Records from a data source
※ ※ ※
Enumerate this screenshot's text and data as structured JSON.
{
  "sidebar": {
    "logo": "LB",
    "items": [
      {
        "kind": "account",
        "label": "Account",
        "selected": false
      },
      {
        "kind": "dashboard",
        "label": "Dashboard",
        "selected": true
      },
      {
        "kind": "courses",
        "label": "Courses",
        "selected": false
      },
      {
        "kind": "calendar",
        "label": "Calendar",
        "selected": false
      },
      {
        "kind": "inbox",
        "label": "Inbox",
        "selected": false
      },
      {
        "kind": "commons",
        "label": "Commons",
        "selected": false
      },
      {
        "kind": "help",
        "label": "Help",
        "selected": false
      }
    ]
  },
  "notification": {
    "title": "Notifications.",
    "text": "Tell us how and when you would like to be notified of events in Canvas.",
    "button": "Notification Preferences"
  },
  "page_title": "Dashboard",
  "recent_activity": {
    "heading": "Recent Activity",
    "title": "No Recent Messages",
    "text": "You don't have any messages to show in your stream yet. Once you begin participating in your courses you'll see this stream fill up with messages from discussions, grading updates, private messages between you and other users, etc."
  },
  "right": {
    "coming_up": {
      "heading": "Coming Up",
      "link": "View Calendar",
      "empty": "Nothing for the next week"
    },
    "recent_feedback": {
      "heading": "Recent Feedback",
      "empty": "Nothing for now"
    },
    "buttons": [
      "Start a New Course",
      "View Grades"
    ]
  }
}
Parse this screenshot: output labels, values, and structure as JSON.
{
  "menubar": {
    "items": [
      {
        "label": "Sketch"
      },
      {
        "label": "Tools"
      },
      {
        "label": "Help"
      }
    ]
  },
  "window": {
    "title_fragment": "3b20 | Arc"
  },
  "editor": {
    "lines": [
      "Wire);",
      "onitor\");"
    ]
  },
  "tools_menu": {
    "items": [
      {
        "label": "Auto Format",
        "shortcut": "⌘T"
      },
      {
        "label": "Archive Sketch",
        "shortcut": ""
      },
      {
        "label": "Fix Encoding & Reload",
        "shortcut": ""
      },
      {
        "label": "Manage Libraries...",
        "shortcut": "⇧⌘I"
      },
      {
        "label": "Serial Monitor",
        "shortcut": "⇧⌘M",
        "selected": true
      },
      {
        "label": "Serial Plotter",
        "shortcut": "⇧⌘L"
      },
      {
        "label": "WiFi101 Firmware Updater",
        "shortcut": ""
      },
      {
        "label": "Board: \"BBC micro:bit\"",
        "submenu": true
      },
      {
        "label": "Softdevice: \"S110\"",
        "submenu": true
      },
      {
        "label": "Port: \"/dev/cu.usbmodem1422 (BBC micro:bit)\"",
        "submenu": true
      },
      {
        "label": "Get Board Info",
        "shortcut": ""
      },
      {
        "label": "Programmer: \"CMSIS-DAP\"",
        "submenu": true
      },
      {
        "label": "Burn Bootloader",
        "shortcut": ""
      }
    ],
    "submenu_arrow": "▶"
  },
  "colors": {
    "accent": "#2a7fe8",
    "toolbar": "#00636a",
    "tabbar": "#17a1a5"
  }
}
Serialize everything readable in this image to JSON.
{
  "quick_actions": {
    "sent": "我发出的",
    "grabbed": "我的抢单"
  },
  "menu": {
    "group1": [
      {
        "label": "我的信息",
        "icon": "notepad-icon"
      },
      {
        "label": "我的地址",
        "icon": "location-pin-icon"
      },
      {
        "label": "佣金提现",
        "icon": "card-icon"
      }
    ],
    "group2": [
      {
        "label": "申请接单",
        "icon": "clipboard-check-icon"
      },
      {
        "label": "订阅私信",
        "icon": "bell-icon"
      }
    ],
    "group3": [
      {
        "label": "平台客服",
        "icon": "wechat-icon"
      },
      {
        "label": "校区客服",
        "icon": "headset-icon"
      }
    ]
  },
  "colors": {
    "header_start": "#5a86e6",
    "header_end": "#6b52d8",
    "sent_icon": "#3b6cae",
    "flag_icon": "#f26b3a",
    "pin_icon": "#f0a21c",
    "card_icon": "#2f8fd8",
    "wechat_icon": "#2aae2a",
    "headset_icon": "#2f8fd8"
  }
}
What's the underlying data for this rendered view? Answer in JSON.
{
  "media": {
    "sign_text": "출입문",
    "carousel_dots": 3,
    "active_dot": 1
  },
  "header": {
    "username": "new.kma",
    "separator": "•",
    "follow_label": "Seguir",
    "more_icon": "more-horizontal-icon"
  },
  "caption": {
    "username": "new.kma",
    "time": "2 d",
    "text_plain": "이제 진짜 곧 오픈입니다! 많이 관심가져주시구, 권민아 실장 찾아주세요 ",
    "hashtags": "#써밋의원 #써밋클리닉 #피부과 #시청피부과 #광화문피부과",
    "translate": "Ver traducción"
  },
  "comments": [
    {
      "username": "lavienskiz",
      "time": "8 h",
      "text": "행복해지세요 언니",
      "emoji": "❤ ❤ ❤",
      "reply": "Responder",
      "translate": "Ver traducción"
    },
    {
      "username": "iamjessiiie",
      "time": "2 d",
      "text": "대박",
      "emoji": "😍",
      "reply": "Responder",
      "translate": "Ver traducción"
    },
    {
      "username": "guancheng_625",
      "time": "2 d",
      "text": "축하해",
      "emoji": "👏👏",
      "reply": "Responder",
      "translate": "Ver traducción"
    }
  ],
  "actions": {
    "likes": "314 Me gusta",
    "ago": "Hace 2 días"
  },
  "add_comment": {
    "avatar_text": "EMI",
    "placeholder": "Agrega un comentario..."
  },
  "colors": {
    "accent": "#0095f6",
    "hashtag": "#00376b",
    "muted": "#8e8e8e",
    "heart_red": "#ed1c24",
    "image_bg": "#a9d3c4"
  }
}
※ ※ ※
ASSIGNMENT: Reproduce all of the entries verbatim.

SOLUTION TO THE EXERCISE:
Enumerate this screenshot's text and data as structured JSON.
{
  "sidebar": {
    "logo": "LB",
    "items": [
      {
        "kind": "account",
        "label": "Account",
        "selected": false
      },
      {
        "kind": "dashboard",
        "label": "Dashboard",
        "selected": true
      },
      {
        "kind": "courses",
        "label": "Courses",
        "selected": false
      },
      {
        "kind": "calendar",
        "label": "Calendar",
        "selected": false
      },
      {
        "kind": "inbox",
        "label": "Inbox",
        "selected": false
      },
      {
        "kind": "commons",
        "label": "Commons",
        "selected": false
      },
      {
        "kind": "help",
        "label": "Help",
        "selected": false
      }
    ]
  },
  "notification": {
    "title": "Notifications.",
    "text": "Tell us how and when you would like to be notified of events in Canvas.",
    "button": "Notification Preferences"
  },
  "page_title": "Dashboard",
  "recent_activity": {
    "heading": "Recent Activity",
    "title": "No Recent Messages",
    "text": "You don't have any messages to show in your stream yet. Once you begin participating in your courses you'll see this stream fill up with messages from discussions, grading updates, private messages between you and other users, etc."
  },
  "right": {
    "coming_up": {
      "heading": "Coming Up",
      "link": "View Calendar",
      "empty": "Nothing for the next week"
    },
    "recent_feedback": {
      "heading": "Recent Feedback",
      "empty": "Nothing for now"
    },
    "buttons": [
      "Start a New Course",
      "View Grades"
    ]
  }
}
Parse this screenshot: output labels, values, and structure as JSON.
{
  "menubar": {
    "items": [
      {
        "label": "Sketch"
      },
      {
        "label": "Tools"
      },
      {
        "label": "Help"
      }
    ]
  },
  "window": {
    "title_fragment": "3b20 | Arc"
  },
  "editor": {
    "lines": [
      "Wire);",
      "onitor\");"
    ]
  },
  "tools_menu": {
    "items": [
      {
        "label": "Auto Format",
        "shortcut": "⌘T"
      },
      {
        "label": "Archive Sketch",
        "shortcut": ""
      },
      {
        "label": "Fix Encoding & Reload",
        "shortcut": ""
      },
      {
        "label": "Manage Libraries...",
        "shortcut": "⇧⌘I"
      },
      {
        "label": "Serial Monitor",
        "shortcut": "⇧⌘M",
        "selected": true
      },
      {
        "label": "Serial Plotter",
        "shortcut": "⇧⌘L"
      },
      {
        "label": "WiFi101 Firmware Updater",
        "shortcut": ""
      },
      {
        "label": "Board: \"BBC micro:bit\"",
        "submenu": true
      },
      {
        "label": "Softdevice: \"S110\"",
        "submenu": true
      },
      {
        "label": "Port: \"/dev/cu.usbmodem1422 (BBC micro:bit)\"",
        "submenu": true
      },
      {
        "label": "Get Board Info",
        "shortcut": ""
      },
      {
        "label": "Programmer: \"CMSIS-DAP\"",
        "submenu": true
      },
      {
        "label": "Burn Bootloader",
        "shortcut": ""
      }
    ],
    "submenu_arrow": "▶"
  },
  "colors": {
    "accent": "#2a7fe8",
    "toolbar": "#00636a",
    "tabbar": "#17a1a5"
  }
}
Serialize everything readable in this image to JSON.
{
  "quick_actions": {
    "sent": "我发出的",
    "grabbed": "我的抢单"
  },
  "menu": {
    "group1": [
      {
        "label": "我的信息",
        "icon": "notepad-icon"
      },
      {
        "label": "我的地址",
        "icon": "location-pin-icon"
      },
      {
        "label": "佣金提现",
        "icon": "card-icon"
      }
    ],
    "group2": [
      {
        "label": "申请接单",
        "icon": "clipboard-check-icon"
      },
      {
        "label": "订阅私信",
        "icon": "bell-icon"
      }
    ],
    "group3": [
      {
        "label": "平台客服",
        "icon": "wechat-icon"
      },
      {
        "label": "校区客服",
        "icon": "headset-icon"
      }
    ]
  },
  "colors": {
    "header_start": "#5a86e6",
    "header_end": "#6b52d8",
    "sent_icon": "#3b6cae",
    "flag_icon": "#f26b3a",
    "pin_icon": "#f0a21c",
    "card_icon": "#2f8fd8",
    "wechat_icon": "#2aae2a",
    "headset_icon": "#2f8fd8"
  }
}
What's the underlying data for this rendered view? Answer in JSON.
{
  "media": {
    "sign_text": "출입문",
    "carousel_dots": 3,
    "active_dot": 1
  },
  "header": {
    "username": "new.kma",
    "separator": "•",
    "follow_label": "Seguir",
    "more_icon": "more-horizontal-icon"
  },
  "caption": {
    "username": "new.kma",
    "time": "2 d",
    "text_plain": "이제 진짜 곧 오픈입니다! 많이 관심가져주시구, 권민아 실장 찾아주세요 ",
    "hashtags": "#써밋의원 #써밋클리닉 #피부과 #시청피부과 #광화문피부과",
    "translate": "Ver traducción"
  },
  "comments": [
    {
      "username": "lavienskiz",
      "time": "8 h",
      "text": "행복해지세요 언니",
      "emoji": "❤ ❤ ❤",
      "reply": "Responder",
      "translate": "Ver traducción"
    },
    {
      "username": "iamjessiiie",
      "time": "2 d",
      "text": "대박",
      "emoji": "😍",
      "reply": "Responder",
      "translate": "Ver traducción"
    },
    {
      "username": "guancheng_625",
      "time": "2 d",
      "text": "축하해",
      "emoji": "👏👏",
      "reply": "Responder",
      "translate": "Ver traducción"
    }
  ],
  "actions": {
    "likes": "314 Me gusta",
    "ago": "Hace 2 días"
  },
  "add_comment": {
    "avatar_text": "EMI",
    "placeholder": "Agrega un comentario..."
  },
  "colors": {
    "accent": "#0095f6",
    "hashtag": "#00376b",
    "muted": "#8e8e8e",
    "heart_red": "#ed1c24",
    "image_bg": "#a9d3c4"
  }
}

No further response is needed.